Problem. Find the lines holding the string "JSON" in the data, then copy all of them.

Records for the exercise.
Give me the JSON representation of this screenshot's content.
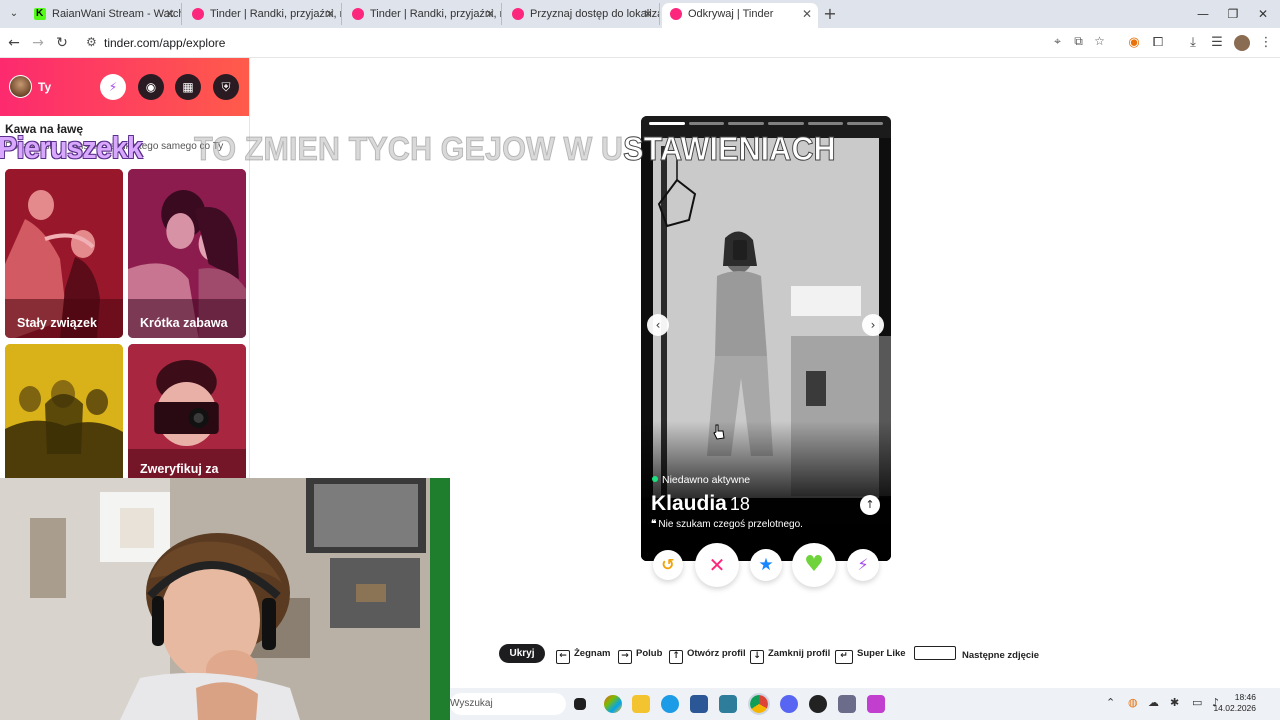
{
  "browser": {
    "tabs": [
      {
        "title": "RaianWani Stream - Watch Live",
        "favicon": "kick-icon"
      },
      {
        "title": "Tinder | Randki, przyjaźni, nowe",
        "favicon": "tinder-icon"
      },
      {
        "title": "Tinder | Randki, przyjaźni, nowe",
        "favicon": "tinder-icon"
      },
      {
        "title": "Przyznaj dostęp do lokalizacji u",
        "favicon": "tinder-icon"
      },
      {
        "title": "Odkrywaj | Tinder",
        "favicon": "tinder-icon",
        "active": true
      }
    ],
    "url": "tinder.com/app/explore"
  },
  "sidebar": {
    "user_label": "Ty",
    "section_title": "Kawa na ławę",
    "section_desc": "Dopasuj się z kimś, kto szuka tego samego co Ty",
    "cards": [
      {
        "label": "Stały związek",
        "color": "#9b1530"
      },
      {
        "label": "Krótka zabawa",
        "color": "#7a1844"
      },
      {
        "label": "",
        "color": "#d6ac18"
      },
      {
        "label": "Zweryfikuj za",
        "color": "#9b1f3a"
      }
    ]
  },
  "overlay": {
    "name": "Pieruszekk",
    "message_dim": "TO ZMIEN TYCH GEJOW W U",
    "message_bright": "STAWIENIACH"
  },
  "profile": {
    "status": "Niedawno aktywne",
    "name": "Klaudia",
    "age": "18",
    "bio": "Nie szukam czegoś przelotnego.",
    "photo_count": 6,
    "photo_index": 0
  },
  "actions": {
    "rewind": "↺",
    "nope": "✕",
    "superlike": "★",
    "like": "♥",
    "boost": "⚡"
  },
  "shortcuts": {
    "hide": "Ukryj",
    "items": [
      {
        "key": "←",
        "label": "Żegnam"
      },
      {
        "key": "→",
        "label": "Polub"
      },
      {
        "key": "↑",
        "label": "Otwórz profil"
      },
      {
        "key": "↓",
        "label": "Zamknij profil"
      },
      {
        "key": "↵",
        "label": "Super Like"
      },
      {
        "key": "",
        "label": "Następne zdjęcie"
      }
    ]
  },
  "taskbar": {
    "search_placeholder": "Wyszukaj",
    "time": "18:46",
    "date": "14.02.2026"
  }
}
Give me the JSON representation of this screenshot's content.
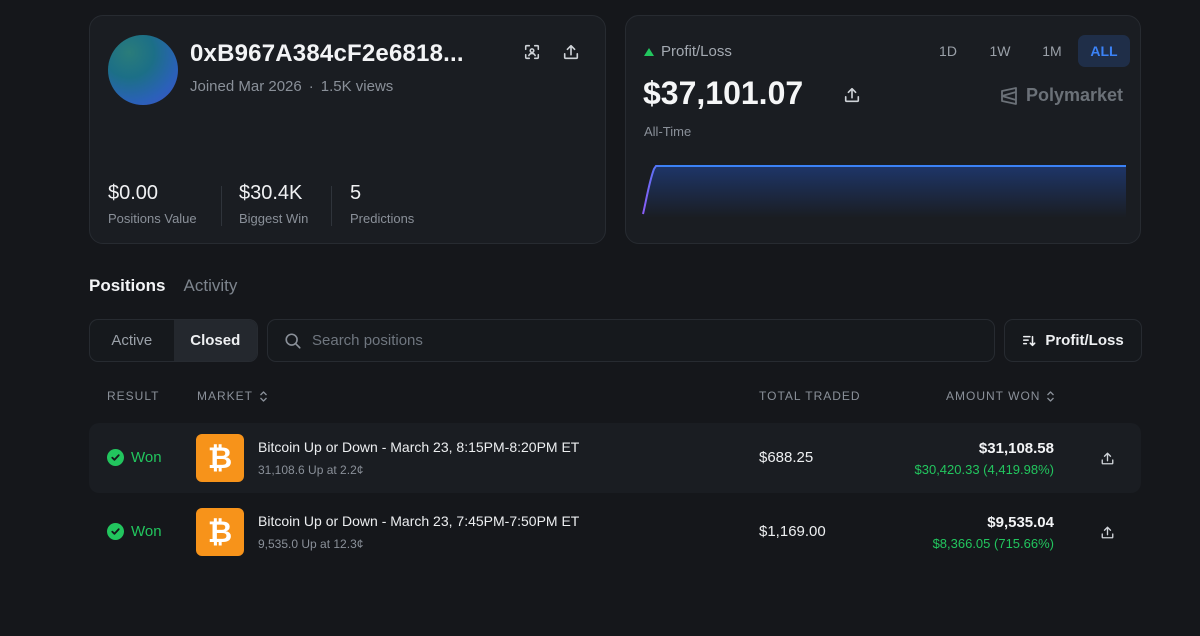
{
  "profile": {
    "wallet": "0xB967A384cF2e6818...",
    "joined": "Joined Mar 2026",
    "views": "1.5K views",
    "stats": [
      {
        "value": "$0.00",
        "label": "Positions Value"
      },
      {
        "value": "$30.4K",
        "label": "Biggest Win"
      },
      {
        "value": "5",
        "label": "Predictions"
      }
    ]
  },
  "pnl": {
    "label": "Profit/Loss",
    "value": "$37,101.07",
    "period": "All-Time",
    "brand": "Polymarket",
    "ranges": [
      "1D",
      "1W",
      "1M",
      "ALL"
    ],
    "active_range": "ALL",
    "chart": {
      "trend": "sharp rise then flat",
      "line_color": "#3b82f6"
    }
  },
  "tabs": {
    "positions": "Positions",
    "activity": "Activity"
  },
  "filter": {
    "active": "Active",
    "closed": "Closed",
    "selected": "Closed"
  },
  "search": {
    "placeholder": "Search positions"
  },
  "sort": {
    "label": "Profit/Loss"
  },
  "table": {
    "headers": {
      "result": "RESULT",
      "market": "MARKET",
      "total": "TOTAL TRADED",
      "amount": "AMOUNT WON"
    },
    "rows": [
      {
        "result": "Won",
        "market": "Bitcoin Up or Down - March 23, 8:15PM-8:20PM ET",
        "detail": "31,108.6 Up at 2.2¢",
        "total": "$688.25",
        "amount": "$31,108.58",
        "profit": "$30,420.33 (4,419.98%)"
      },
      {
        "result": "Won",
        "market": "Bitcoin Up or Down - March 23, 7:45PM-7:50PM ET",
        "detail": "9,535.0 Up at 12.3¢",
        "total": "$1,169.00",
        "amount": "$9,535.04",
        "profit": "$8,366.05 (715.66%)"
      }
    ]
  },
  "colors": {
    "accent": "#3b82f6",
    "positive": "#22c55e",
    "bitcoin": "#f7931a",
    "background": "#15171b",
    "card": "#1a1d22"
  },
  "icons": {
    "scan": "scan-icon",
    "share": "share-icon",
    "search": "search-icon",
    "sort": "sort-icon",
    "check": "check-icon",
    "bitcoin": "bitcoin-icon",
    "brand": "polymarket-logo-icon"
  }
}
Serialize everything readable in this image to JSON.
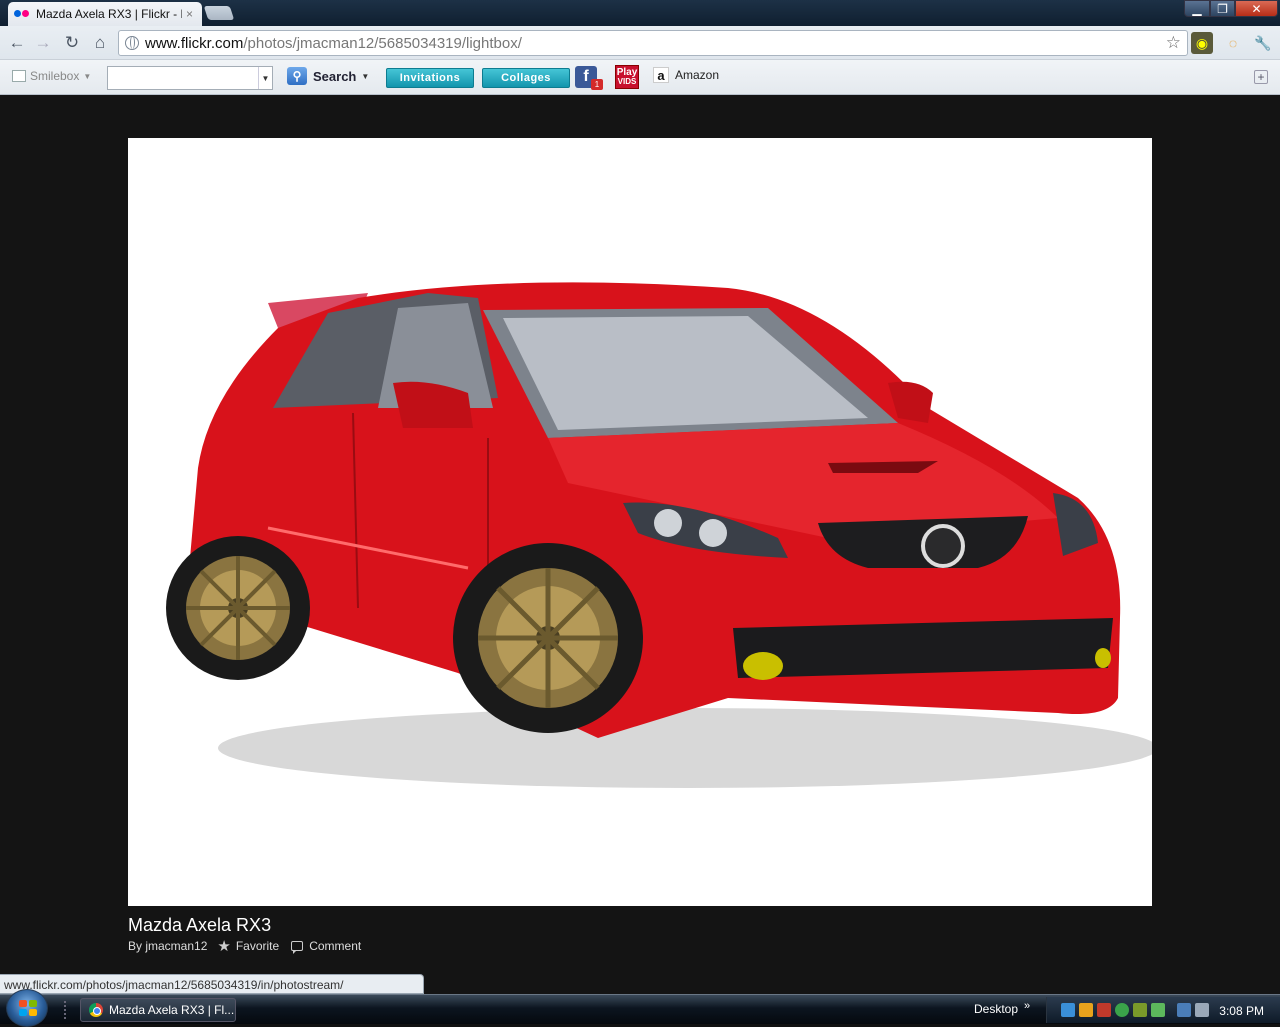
{
  "browser": {
    "tab": {
      "title": "Mazda Axela RX3 | Flickr - P",
      "close": "×"
    },
    "window_controls": {
      "minimize": "▁",
      "maximize": "❐",
      "close": "✕"
    },
    "nav": {
      "back": "←",
      "forward": "→",
      "reload": "↻",
      "home": "⌂"
    },
    "address": {
      "host": "www.flickr.com",
      "path": "/photos/jmacman12/5685034319/lightbox/"
    },
    "bookmark_star": "☆"
  },
  "toolbar": {
    "smilebox_label": "Smilebox",
    "search_label": "Search",
    "invitations_label": "Invitations",
    "collages_label": "Collages",
    "facebook_glyph": "f",
    "facebook_badge": "1",
    "play_top": "Play",
    "play_bottom": "VIDS",
    "amazon_glyph": "a",
    "amazon_label": "Amazon",
    "add_label": "+"
  },
  "photo": {
    "title": "Mazda Axela RX3",
    "by": "By jmacman12",
    "favorite_label": "Favorite",
    "comment_label": "Comment",
    "favorite_glyph": "★"
  },
  "status": {
    "hover_url": "www.flickr.com/photos/jmacman12/5685034319/in/photostream/"
  },
  "taskbar": {
    "window_button": "Mazda Axela RX3 | Fl...",
    "desktop_label": "Desktop",
    "desktop_chevron": "»",
    "time": "3:08 PM"
  }
}
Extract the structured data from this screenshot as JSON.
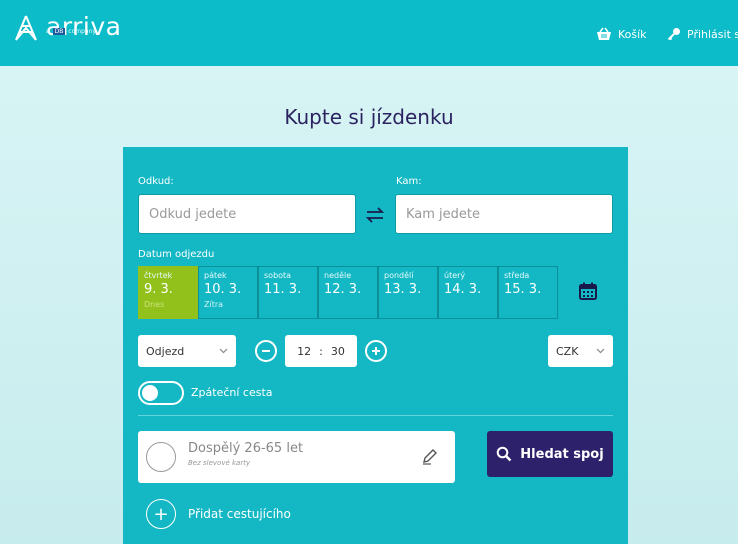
{
  "header": {
    "logo_text": "arriva",
    "logo_sub_prefix": "a",
    "logo_sub_badge": "DB",
    "logo_sub_suffix": "company",
    "cart_label": "Košík",
    "login_label": "Přihlásit se"
  },
  "main": {
    "title": "Kupte si jízdenku"
  },
  "search": {
    "from_label": "Odkud:",
    "from_placeholder": "Odkud jedete",
    "to_label": "Kam:",
    "to_placeholder": "Kam jedete",
    "date_label": "Datum odjezdu",
    "days": [
      {
        "name": "čtvrtek",
        "date": "9. 3.",
        "sub": "Dnes",
        "selected": true
      },
      {
        "name": "pátek",
        "date": "10. 3.",
        "sub": "Zítra"
      },
      {
        "name": "sobota",
        "date": "11. 3.",
        "sub": ""
      },
      {
        "name": "neděle",
        "date": "12. 3.",
        "sub": ""
      },
      {
        "name": "pondělí",
        "date": "13. 3.",
        "sub": ""
      },
      {
        "name": "úterý",
        "date": "14. 3.",
        "sub": ""
      },
      {
        "name": "středa",
        "date": "15. 3.",
        "sub": ""
      }
    ],
    "mode_value": "Odjezd",
    "time_hours": "12",
    "time_sep": ":",
    "time_minutes": "30",
    "currency_value": "CZK",
    "return_label": "Zpáteční cesta",
    "passenger_name": "Dospělý 26-65 let",
    "passenger_discount": "Bez slevové karty",
    "search_button": "Hledat spoj",
    "add_passenger": "Přidat cestujícího"
  },
  "colors": {
    "header": "#0cbcc9",
    "panel": "#14b8c4",
    "selected_day": "#93c11c",
    "search_button": "#2c216a",
    "title": "#2b2360"
  }
}
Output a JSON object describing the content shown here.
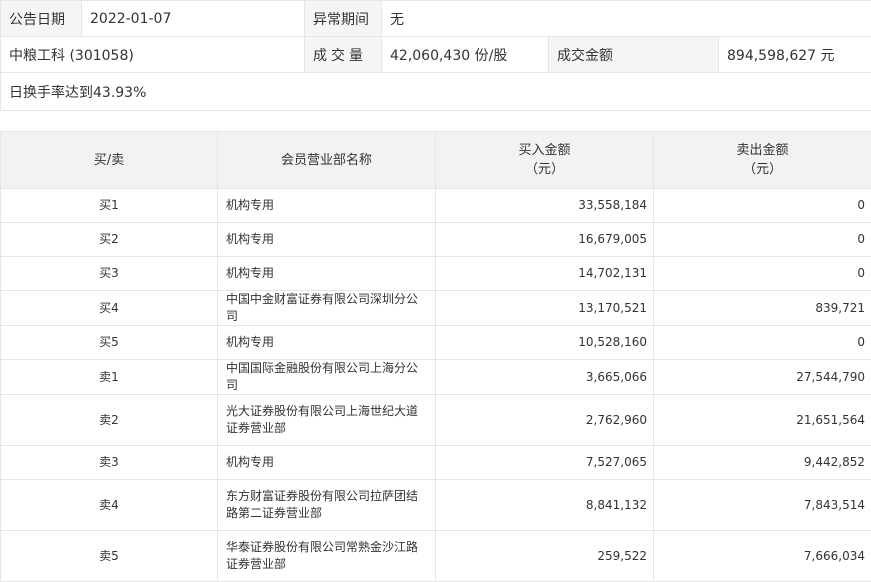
{
  "info": {
    "announce_date_label": "公告日期",
    "announce_date": "2022-01-07",
    "abnormal_period_label": "异常期间",
    "abnormal_period": "无",
    "stock": "中粮工科 (301058)",
    "volume_label": "成交量",
    "volume": "42,060,430 份/股",
    "amount_label": "成交金额",
    "amount": "894,598,627 元",
    "note": "日换手率达到43.93%"
  },
  "table": {
    "headers": {
      "side": "买/卖",
      "dept": "会员营业部名称",
      "buy_line1": "买入金额",
      "buy_line2": "（元）",
      "sell_line1": "卖出金额",
      "sell_line2": "（元）"
    },
    "rows": [
      {
        "side": "买1",
        "dept": "机构专用",
        "buy": "33,558,184",
        "sell": "0"
      },
      {
        "side": "买2",
        "dept": "机构专用",
        "buy": "16,679,005",
        "sell": "0"
      },
      {
        "side": "买3",
        "dept": "机构专用",
        "buy": "14,702,131",
        "sell": "0"
      },
      {
        "side": "买4",
        "dept": "中国中金财富证券有限公司深圳分公司",
        "buy": "13,170,521",
        "sell": "839,721"
      },
      {
        "side": "买5",
        "dept": "机构专用",
        "buy": "10,528,160",
        "sell": "0"
      },
      {
        "side": "卖1",
        "dept": "中国国际金融股份有限公司上海分公司",
        "buy": "3,665,066",
        "sell": "27,544,790"
      },
      {
        "side": "卖2",
        "dept": "光大证券股份有限公司上海世纪大道证券营业部",
        "buy": "2,762,960",
        "sell": "21,651,564"
      },
      {
        "side": "卖3",
        "dept": "机构专用",
        "buy": "7,527,065",
        "sell": "9,442,852"
      },
      {
        "side": "卖4",
        "dept": "东方财富证券股份有限公司拉萨团结路第二证券营业部",
        "buy": "8,841,132",
        "sell": "7,843,514"
      },
      {
        "side": "卖5",
        "dept": "华泰证券股份有限公司常熟金沙江路证券营业部",
        "buy": "259,522",
        "sell": "7,666,034"
      }
    ]
  }
}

Problem solution.
Give me the JSON representation of this screenshot's content.
Give me the JSON representation of this screenshot's content.
Serialize everything readable in this image to JSON.
Extract the structured data from this screenshot as JSON.
Output a JSON object describing the content shown here.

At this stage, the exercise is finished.